Life is an incredible gift. But there is no guarantee as to how long we will be able to enjoy it. So, how are we going to live? What kind of fruit are we going to bear? Will we bear good fruit in the time that God gives us?
Thankfully, we have help. Jesus does not promise that everything will be easy.
But Jesus promises to be with us, no matter what happens.
In our parable, we are the fig tree, and Jesus is the gardener. Jesus prepares the soil around us. Jesus gives us fertilizer. That is, Jesus showers us with grace and love, particularly when we are struggling, particularly when we seem least capable of producing fruit on our own.
The good news is that Jesus provides us with what we need. And then Jesus calls us to produce the fruit of faith and hope and love.
What does that fruit look like?
I have told some of you before about a man I met in the hospital many years ago. This man thought he was dying. This man did not need to be reminded that we all live on borrowed time. This man thought of his time as very limited indeed.
The man had asked to see a chaplain, so I paid him a visit.
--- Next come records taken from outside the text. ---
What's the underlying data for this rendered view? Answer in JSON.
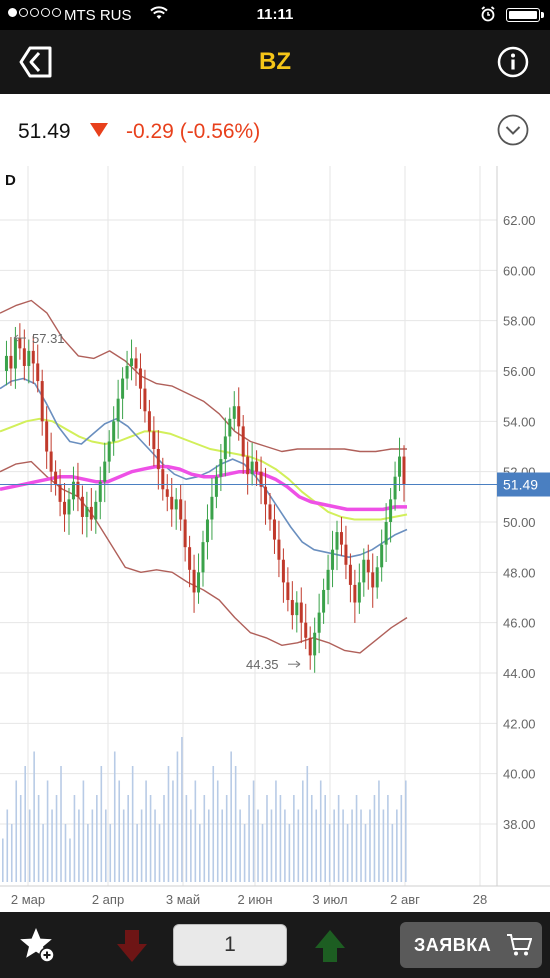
{
  "status_bar": {
    "carrier": "MTS RUS",
    "time": "11:11",
    "signal_bars_filled": 1,
    "signal_bars_total": 5
  },
  "nav": {
    "title": "BZ",
    "back_icon": "back-icon",
    "info_icon": "info-icon"
  },
  "quote": {
    "price": "51.49",
    "change": "-0.29 (-0.56%)",
    "direction": "down",
    "change_color": "#e8401c"
  },
  "chart": {
    "period_label": "D",
    "last_price_tag": "51.49",
    "max_marker": "57.31",
    "min_marker": "44.35"
  },
  "chart_data": {
    "type": "candlestick",
    "symbol": "BZ",
    "y_ticks": [
      "62.00",
      "60.00",
      "58.00",
      "56.00",
      "54.00",
      "52.00",
      "50.00",
      "48.00",
      "46.00",
      "44.00",
      "42.00",
      "40.00",
      "38.00"
    ],
    "x_ticks": [
      "2 мар",
      "2 апр",
      "3 май",
      "2 июн",
      "3 июл",
      "2 авг",
      "28"
    ],
    "ylim": [
      36.5,
      63.5
    ],
    "last_value": 51.49,
    "annotations": {
      "max": 57.31,
      "min": 44.35
    },
    "close_series": [
      56.0,
      56.6,
      56.1,
      57.3,
      56.9,
      56.2,
      56.8,
      56.3,
      55.6,
      54.0,
      52.8,
      52.0,
      51.5,
      50.8,
      50.3,
      50.9,
      51.6,
      51.0,
      50.2,
      50.6,
      50.1,
      50.8,
      51.6,
      52.4,
      53.2,
      54.0,
      54.9,
      55.7,
      56.2,
      56.5,
      56.1,
      55.3,
      54.4,
      53.6,
      52.9,
      52.1,
      51.3,
      51.0,
      50.5,
      50.9,
      50.1,
      49.0,
      48.1,
      47.2,
      48.0,
      49.2,
      50.1,
      51.0,
      51.8,
      52.5,
      53.4,
      54.1,
      54.6,
      53.8,
      52.6,
      51.9,
      52.4,
      52.0,
      51.4,
      50.7,
      50.1,
      49.3,
      48.5,
      47.6,
      46.9,
      46.3,
      46.8,
      46.0,
      45.4,
      44.7,
      45.6,
      46.4,
      47.3,
      48.1,
      48.9,
      49.6,
      49.1,
      48.3,
      47.5,
      46.8,
      47.6,
      48.5,
      48.0,
      47.4,
      48.2,
      49.1,
      50.0,
      50.9,
      51.8,
      52.6,
      51.5
    ],
    "bands_upper": [
      58.3,
      58.6,
      58.8,
      58.3,
      57.3,
      56.6,
      56.5,
      56.8,
      56.4,
      55.8,
      55.5,
      55.4,
      55.1,
      54.8,
      54.3,
      53.6,
      53.2,
      53.0,
      52.8,
      52.9,
      52.9,
      52.9,
      52.9,
      52.8,
      52.8,
      52.9,
      52.9
    ],
    "bands_lower": [
      52.0,
      52.3,
      52.4,
      51.8,
      51.3,
      51.0,
      50.2,
      49.2,
      48.2,
      48.0,
      48.1,
      48.0,
      47.6,
      47.3,
      46.9,
      46.2,
      45.6,
      45.4,
      45.1,
      45.2,
      45.4,
      45.2,
      44.9,
      44.8,
      45.3,
      45.8,
      46.2
    ],
    "ma_blue": [
      55.3,
      55.6,
      55.7,
      55.5,
      54.7,
      53.8,
      53.2,
      53.1,
      53.5,
      53.9,
      54.1,
      53.8,
      53.3,
      52.8,
      52.3,
      51.9,
      51.7,
      51.8,
      52.0,
      52.3,
      52.5,
      52.3,
      51.8,
      51.2,
      50.5,
      49.8,
      49.2,
      48.9,
      48.8,
      48.7,
      48.6,
      48.7,
      48.9,
      49.2,
      49.5,
      49.7
    ],
    "ma_green": [
      53.6,
      53.8,
      54.0,
      54.1,
      54.0,
      53.7,
      53.4,
      53.2,
      53.1,
      53.2,
      53.4,
      53.6,
      53.6,
      53.5,
      53.3,
      53.1,
      52.9,
      52.8,
      52.7,
      52.6,
      52.4,
      52.1,
      51.7,
      51.2,
      50.8,
      50.4,
      50.2,
      50.1,
      50.1,
      50.1,
      50.2,
      50.3
    ],
    "ma_pink": [
      51.3,
      51.4,
      51.5,
      51.6,
      51.7,
      51.8,
      51.8,
      51.7,
      51.6,
      51.6,
      51.8,
      52.0,
      52.1,
      52.2,
      52.2,
      52.1,
      51.9,
      51.8,
      51.8,
      51.9,
      52.0,
      52.0,
      51.9,
      51.7,
      51.4,
      51.0,
      50.8,
      50.7,
      50.6,
      50.5,
      50.5,
      50.5,
      50.5,
      50.6,
      50.6
    ],
    "volume_relative": [
      0.3,
      0.5,
      0.4,
      0.7,
      0.6,
      0.8,
      0.5,
      0.9,
      0.6,
      0.4,
      0.7,
      0.5,
      0.6,
      0.8,
      0.4,
      0.3,
      0.6,
      0.5,
      0.7,
      0.4,
      0.5,
      0.6,
      0.8,
      0.5,
      0.4,
      0.9,
      0.7,
      0.5,
      0.6,
      0.8,
      0.4,
      0.5,
      0.7,
      0.6,
      0.5,
      0.4,
      0.6,
      0.8,
      0.7,
      0.9,
      1.0,
      0.6,
      0.5,
      0.7,
      0.4,
      0.6,
      0.5,
      0.8,
      0.7,
      0.5,
      0.6,
      0.9,
      0.8,
      0.5,
      0.4,
      0.6,
      0.7,
      0.5,
      0.4,
      0.6,
      0.5,
      0.7,
      0.6,
      0.5,
      0.4,
      0.6,
      0.5,
      0.7,
      0.8,
      0.6,
      0.5,
      0.7,
      0.6,
      0.4,
      0.5,
      0.6,
      0.5,
      0.4,
      0.5,
      0.6,
      0.5,
      0.4,
      0.5,
      0.6,
      0.7,
      0.5,
      0.6,
      0.4,
      0.5,
      0.6,
      0.7
    ],
    "colors": {
      "up": "#3aa24a",
      "down": "#c0392b",
      "bands": "#b0605a",
      "ma_blue": "#6a8fbf",
      "ma_green": "#d2ef5a",
      "ma_pink": "#ee50e6",
      "last_line": "#4a7fc1",
      "volume": "#b8cbe6"
    }
  },
  "bottom_bar": {
    "quantity": "1",
    "order_label": "ЗАЯВКА"
  }
}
He volunteered that he had a son, but that he had not spoken to his son in a long time. Apparently his son had said something to him that he considered unforgiveable. And yet, this man clearly felt keenly the burden of being alienated from his son.
I do not know what happened to that man and his son.
But I do know that man was wrestling with the challenge of Jesus’ parable. He was like the fig tree. He had limited time. Whether he knew it or not, he was surrounded by Christ’s grace and love. And the question that he faced was, could he put down his burden? Could he let the love of God flow through him? Could he open himself up to the possibility of reconciliation? Could he produce the fruit of faith and hope and love in his life in the time that remained to him?
That is our question, too. We do not know how long we have. But Christ is with us, working in the soil of our lives, giving us the help we need, inviting us to more abundant lives even if we do struggle, even when we are afraid.
Our gospel reading invites us to open ourselves up to the love of God, to experience God’s grace and love in our lives, to share God’s grace and love with others, to know God more intimately. That is good fruit.
And as our lives bear that fruit, we can make the words of our Psalm our own. We can say, “My soul is content. . . when I remember you [God] upon my bed, and meditate on you in the night watches. . . . My soul clings to you; your right hand holds me fast.”
My prayer for us, this Lent, is that we will all bear good fruit, that we can all remember God upon our beds and meditate on God in the watches of the night, and that we can know the joy of clinging to God and, better still, of being held fast by God.
I pray this in the name of the one who gives us the grace we need. Amen.
 Kate Bowler, “Death, the Prosperity Gospel and Me,” New York Times Sunday Review, February 14, 2016.
Passage: Luke 13:1-9